Records contained in a dataset:
======

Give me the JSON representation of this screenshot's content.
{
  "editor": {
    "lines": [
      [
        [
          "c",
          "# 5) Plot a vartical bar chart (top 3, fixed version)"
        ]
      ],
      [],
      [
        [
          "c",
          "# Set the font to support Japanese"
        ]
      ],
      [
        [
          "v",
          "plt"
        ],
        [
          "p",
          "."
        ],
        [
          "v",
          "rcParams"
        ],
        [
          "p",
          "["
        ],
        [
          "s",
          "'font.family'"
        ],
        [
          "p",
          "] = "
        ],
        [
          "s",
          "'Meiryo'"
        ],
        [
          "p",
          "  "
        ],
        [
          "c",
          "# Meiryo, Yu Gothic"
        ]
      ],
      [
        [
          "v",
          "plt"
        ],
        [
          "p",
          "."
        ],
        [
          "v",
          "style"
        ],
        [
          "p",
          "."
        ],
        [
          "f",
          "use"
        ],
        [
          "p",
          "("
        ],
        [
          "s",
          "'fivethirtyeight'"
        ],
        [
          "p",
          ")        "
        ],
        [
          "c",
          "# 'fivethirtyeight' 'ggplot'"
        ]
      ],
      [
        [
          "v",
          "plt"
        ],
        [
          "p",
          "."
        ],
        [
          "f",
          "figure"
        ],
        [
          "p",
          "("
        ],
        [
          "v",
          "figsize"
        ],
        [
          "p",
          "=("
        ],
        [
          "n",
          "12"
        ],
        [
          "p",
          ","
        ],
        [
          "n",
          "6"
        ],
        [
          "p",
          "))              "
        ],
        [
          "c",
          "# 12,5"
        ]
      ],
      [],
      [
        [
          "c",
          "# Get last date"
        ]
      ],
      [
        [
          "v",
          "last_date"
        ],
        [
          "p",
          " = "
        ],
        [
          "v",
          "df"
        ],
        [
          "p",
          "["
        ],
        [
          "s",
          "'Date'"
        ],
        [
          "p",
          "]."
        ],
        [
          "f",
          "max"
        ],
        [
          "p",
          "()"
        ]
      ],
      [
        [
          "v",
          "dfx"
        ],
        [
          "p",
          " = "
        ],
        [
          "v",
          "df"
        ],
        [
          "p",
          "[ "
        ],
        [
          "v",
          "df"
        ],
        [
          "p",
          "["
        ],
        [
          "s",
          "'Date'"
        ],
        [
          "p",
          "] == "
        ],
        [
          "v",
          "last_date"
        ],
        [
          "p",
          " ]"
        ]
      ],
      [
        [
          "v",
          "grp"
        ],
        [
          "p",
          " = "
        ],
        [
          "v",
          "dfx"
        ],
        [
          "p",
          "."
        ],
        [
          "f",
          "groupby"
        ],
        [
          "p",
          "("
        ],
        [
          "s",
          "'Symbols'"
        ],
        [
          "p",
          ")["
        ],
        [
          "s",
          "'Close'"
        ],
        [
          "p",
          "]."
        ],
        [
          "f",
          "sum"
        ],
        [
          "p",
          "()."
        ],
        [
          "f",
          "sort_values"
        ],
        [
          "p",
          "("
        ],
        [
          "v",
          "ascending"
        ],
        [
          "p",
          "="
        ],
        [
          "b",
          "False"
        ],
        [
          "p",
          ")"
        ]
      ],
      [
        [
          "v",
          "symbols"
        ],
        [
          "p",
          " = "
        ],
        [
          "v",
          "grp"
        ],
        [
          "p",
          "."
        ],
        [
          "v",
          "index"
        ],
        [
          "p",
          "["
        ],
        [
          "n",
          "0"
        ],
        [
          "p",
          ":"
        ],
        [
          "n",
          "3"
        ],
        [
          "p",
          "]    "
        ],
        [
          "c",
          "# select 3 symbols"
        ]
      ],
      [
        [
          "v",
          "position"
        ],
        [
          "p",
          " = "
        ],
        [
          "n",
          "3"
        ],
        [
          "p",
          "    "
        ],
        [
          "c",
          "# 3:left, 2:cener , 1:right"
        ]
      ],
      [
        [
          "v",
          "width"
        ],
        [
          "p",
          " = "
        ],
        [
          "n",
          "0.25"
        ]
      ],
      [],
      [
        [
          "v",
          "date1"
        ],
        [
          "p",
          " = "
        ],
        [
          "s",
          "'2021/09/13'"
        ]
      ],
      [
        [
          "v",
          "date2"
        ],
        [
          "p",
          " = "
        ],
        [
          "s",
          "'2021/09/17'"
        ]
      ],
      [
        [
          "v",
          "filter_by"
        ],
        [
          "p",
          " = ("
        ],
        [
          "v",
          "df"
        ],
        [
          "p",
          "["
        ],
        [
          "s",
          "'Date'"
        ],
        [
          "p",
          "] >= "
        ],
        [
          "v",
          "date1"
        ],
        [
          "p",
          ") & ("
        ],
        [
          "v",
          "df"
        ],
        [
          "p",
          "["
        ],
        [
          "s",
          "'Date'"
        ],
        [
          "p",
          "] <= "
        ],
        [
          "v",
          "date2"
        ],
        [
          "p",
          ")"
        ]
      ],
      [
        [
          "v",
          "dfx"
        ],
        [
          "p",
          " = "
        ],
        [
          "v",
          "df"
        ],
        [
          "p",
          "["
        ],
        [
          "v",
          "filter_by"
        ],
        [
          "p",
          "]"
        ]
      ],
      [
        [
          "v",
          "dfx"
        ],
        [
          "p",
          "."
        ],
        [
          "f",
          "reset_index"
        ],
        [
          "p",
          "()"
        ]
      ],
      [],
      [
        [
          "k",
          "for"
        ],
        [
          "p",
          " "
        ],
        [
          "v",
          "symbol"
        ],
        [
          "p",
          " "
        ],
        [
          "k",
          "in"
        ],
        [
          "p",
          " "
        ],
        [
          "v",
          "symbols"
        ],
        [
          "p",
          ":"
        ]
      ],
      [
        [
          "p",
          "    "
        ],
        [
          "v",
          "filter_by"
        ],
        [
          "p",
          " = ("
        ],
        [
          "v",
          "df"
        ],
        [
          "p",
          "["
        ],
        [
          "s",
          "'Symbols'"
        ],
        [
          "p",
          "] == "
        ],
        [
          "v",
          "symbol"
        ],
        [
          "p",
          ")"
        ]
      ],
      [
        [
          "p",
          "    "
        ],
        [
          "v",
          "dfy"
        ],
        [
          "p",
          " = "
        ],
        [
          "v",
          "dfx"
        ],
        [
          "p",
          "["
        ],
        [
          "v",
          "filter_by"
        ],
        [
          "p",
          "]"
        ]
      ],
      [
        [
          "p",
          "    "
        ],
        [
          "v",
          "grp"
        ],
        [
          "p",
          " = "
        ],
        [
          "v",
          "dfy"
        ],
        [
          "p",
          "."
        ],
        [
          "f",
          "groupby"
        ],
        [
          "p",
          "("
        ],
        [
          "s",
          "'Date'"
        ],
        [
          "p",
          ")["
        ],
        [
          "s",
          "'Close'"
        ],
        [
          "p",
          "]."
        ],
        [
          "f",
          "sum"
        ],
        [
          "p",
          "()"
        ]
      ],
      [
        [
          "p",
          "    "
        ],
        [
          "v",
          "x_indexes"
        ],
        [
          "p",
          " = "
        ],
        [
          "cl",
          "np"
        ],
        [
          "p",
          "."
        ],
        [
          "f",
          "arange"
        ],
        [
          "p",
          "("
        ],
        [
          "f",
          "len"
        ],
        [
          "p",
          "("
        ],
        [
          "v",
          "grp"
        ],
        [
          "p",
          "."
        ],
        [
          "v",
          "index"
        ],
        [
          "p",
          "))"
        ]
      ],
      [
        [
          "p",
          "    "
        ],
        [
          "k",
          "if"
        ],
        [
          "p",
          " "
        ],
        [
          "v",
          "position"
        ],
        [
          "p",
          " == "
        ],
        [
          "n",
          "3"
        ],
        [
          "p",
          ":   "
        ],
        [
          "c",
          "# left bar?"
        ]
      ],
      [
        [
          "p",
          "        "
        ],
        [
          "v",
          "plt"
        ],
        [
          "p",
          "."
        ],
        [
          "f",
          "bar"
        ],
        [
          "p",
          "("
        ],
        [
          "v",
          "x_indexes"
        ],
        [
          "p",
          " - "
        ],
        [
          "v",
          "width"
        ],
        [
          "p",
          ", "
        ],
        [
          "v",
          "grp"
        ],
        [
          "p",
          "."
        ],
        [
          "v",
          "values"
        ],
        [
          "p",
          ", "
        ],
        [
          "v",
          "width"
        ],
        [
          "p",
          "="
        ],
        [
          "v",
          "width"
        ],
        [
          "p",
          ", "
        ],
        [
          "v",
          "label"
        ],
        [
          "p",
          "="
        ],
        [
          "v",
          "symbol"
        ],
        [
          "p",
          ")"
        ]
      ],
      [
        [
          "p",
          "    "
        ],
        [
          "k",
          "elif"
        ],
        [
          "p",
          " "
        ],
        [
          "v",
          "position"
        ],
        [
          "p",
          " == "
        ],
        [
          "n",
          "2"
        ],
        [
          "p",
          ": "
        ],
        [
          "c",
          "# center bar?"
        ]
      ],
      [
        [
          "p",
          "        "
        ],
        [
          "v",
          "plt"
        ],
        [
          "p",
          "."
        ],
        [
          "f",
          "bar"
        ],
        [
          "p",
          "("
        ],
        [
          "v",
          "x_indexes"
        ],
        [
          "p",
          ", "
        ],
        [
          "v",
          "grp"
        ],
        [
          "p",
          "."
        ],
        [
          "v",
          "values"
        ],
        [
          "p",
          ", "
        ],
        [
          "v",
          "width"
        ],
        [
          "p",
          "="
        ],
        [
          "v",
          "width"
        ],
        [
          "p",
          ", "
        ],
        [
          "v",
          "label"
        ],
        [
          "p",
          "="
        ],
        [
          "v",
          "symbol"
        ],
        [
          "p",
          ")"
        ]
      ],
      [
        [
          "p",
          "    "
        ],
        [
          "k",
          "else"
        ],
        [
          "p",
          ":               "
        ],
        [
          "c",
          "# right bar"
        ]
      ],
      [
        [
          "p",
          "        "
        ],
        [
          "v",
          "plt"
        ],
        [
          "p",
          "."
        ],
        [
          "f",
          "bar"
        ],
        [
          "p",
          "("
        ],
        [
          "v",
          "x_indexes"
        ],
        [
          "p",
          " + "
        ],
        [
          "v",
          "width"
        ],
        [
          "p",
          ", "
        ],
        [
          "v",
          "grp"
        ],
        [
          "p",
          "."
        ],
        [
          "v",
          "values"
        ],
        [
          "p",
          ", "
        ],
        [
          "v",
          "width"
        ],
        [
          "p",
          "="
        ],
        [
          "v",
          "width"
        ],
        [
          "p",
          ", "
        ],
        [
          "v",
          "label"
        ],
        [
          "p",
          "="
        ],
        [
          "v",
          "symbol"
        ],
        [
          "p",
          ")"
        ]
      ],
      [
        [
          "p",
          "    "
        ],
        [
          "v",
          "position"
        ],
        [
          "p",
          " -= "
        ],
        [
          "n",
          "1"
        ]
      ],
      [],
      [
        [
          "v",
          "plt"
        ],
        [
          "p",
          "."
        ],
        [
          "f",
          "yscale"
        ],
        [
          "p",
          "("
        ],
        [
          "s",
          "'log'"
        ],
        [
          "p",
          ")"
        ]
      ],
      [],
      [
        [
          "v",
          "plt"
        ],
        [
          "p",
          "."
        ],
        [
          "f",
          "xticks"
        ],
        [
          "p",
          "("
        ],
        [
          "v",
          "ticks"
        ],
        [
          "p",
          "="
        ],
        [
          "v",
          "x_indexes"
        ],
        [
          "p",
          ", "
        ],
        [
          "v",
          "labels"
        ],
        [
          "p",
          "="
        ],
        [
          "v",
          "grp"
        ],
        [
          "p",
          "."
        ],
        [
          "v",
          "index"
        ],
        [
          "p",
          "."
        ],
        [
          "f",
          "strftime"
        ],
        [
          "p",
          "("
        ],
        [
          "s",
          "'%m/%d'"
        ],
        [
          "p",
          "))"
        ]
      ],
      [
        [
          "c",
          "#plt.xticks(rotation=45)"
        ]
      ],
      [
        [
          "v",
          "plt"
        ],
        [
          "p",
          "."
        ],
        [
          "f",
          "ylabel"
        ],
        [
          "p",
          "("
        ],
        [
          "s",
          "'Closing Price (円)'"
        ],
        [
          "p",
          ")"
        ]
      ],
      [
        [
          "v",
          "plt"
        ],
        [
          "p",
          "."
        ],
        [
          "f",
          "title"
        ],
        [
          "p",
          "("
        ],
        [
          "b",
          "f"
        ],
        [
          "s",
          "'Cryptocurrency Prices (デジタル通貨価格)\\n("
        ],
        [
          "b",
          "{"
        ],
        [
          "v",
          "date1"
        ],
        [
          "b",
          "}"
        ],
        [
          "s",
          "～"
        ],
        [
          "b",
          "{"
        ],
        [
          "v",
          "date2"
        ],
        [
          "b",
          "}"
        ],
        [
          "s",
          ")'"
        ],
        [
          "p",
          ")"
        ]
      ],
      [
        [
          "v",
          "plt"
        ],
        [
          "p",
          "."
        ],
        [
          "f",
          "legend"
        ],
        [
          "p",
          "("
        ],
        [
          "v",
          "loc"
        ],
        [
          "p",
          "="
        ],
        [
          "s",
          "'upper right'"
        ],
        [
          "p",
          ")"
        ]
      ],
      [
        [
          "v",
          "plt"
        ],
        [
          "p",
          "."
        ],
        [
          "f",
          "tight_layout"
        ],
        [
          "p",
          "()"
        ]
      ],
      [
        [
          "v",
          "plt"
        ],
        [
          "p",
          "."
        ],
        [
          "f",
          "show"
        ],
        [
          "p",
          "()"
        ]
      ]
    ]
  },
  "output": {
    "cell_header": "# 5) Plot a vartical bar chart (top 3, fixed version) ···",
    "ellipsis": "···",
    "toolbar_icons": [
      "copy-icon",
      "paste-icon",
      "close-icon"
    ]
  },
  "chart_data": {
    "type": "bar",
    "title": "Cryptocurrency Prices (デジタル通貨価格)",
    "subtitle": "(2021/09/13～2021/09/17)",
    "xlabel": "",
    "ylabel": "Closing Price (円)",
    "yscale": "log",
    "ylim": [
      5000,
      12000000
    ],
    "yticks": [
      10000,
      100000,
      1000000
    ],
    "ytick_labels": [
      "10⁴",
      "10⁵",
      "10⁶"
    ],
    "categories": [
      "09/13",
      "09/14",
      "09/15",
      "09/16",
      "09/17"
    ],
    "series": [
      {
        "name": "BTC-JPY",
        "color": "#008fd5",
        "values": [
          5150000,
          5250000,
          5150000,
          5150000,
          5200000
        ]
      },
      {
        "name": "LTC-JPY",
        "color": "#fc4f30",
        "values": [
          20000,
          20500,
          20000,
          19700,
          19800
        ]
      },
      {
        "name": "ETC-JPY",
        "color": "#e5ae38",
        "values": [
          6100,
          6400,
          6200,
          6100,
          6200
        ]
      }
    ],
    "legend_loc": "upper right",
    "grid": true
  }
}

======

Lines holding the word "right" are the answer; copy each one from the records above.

[Response to the task]:
          "# 3:left, 2:cener , 1:right"
          "# right bar"
          "'upper right'"
    "legend_loc": "upper right",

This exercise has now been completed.